HOMILY WEEK 24 04 – Year I
Love, Faith, Purity, Repentance and Forgiveness:
Memorial of Saints Cornelius and Cyprian
(1 Tm 4:12-16; Ps 111; Lk 7:36-50)
Five key words describe and sum up the readings today: love, faith, purity, repentance and forgiveness.
In the first reading, St. Paul provides interesting advice to a young bishop, Timothy: Love, have faith, be pure, encourage, promote the Word of God, and on top of all that, be a teacher.
The focus in the gospel is on repentance and forgiveness. This is a classic example of Jesus teaching and healing. The lesson is that those who have been forgiven much have received great love and can then show great love. To repent is to receive love. To forgive is to love. For some, mercy is the highest virtue.
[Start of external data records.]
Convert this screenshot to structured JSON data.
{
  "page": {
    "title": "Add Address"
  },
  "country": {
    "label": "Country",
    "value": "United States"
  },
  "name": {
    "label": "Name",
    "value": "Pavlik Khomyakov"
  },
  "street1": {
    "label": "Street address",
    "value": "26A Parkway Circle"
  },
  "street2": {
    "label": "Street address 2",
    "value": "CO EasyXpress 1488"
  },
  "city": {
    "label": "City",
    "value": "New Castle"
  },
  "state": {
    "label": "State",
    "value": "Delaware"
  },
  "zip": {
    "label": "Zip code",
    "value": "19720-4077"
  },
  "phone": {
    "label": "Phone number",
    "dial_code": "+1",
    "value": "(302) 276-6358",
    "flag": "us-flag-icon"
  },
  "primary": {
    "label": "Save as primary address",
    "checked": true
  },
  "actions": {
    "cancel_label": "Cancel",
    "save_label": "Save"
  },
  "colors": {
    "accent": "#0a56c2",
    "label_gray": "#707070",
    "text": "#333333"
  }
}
Pope Francis and his year of mercy fits right in with these readings. So too does Walter Kasper’s book Mercy. He also considers mercy and forgiveness to be the greatest virtue, far outshining all others.
Like Timothy, we are encouraged to love, have faith, be pure, and forgive anyone who has hurt us in any way, as well as ask for forgiveness from anyone we have hurt, and we will be like the woman in the gospel, showing much love because we have been forgiven much.
There is a chilling and telling comparison in this gospel. On the one hand, the Pharisee hosting Jesus, who certainly is religious, dutiful, pious and even prayerful, reveals himself at a deeper level to be hard, judgmental, unforgiving, lacking in compassion and critical of Jesus. The woman who obviously is a sinner, on the other hand, is repentant, weeping tears of sorrow and contrition, believes in Jesus and his compassion, is receiving his forgiveness and expresses her gratitude with an extravagant and even sensuous gesture. We are left with a soul-stirring question – which of these two most resembles us? Obviously, if it is the Pharisee, we have some inner work to do.
Today we are invited to honor Saints Cornelius and Cyprian. When Cornelius was elected pope during the Decian persecution (250-51), the Roman See had been vacant for many months following the martyrdom of the previous pope, Fabian. A priest name Novatian tried to usurp Cornelius’ place as bishop of Rome. Cyprian, Bishop of Carthage, supported Cornelius, his friend and ally, and the teaching of Novatian was condemned in a synod. In 253, under renewed persecution, Cornelius was arrested and banished. He died in exile the same year.
Cyprian of Carthage was an important figure of the early church. Brilliant and learned, he became a priest soon after his conversion to Christianity, and in 249 was elected bishop. When the Decian persecution began, he went into hiding and supported his flock by letters. In 257 persecution was renewed under Valerian. Cyprian, one of the first arrested, was banished. In a retrial a year later, he was condemned to death.
The Eucharist, with the eyes of faith, is also a miracle of compassion, forgiveness and healing involving blood. We are nourished by the very word of God, then humble gifts of bread and wine are miraculously transformed into the body and blood of Jesus. We who receive communion are in that very act, forgiven, healed and transformed into the Body of Christ, sent out to be bread for the world.
May our celebration empower us to live St. Paul’s teachings of love, faith and purity to Timothy, and become our own version of the repentant woman in the gospels, hearing for ourselves those beautiful words of Jesus, “Your faith has saved you; go in peace.”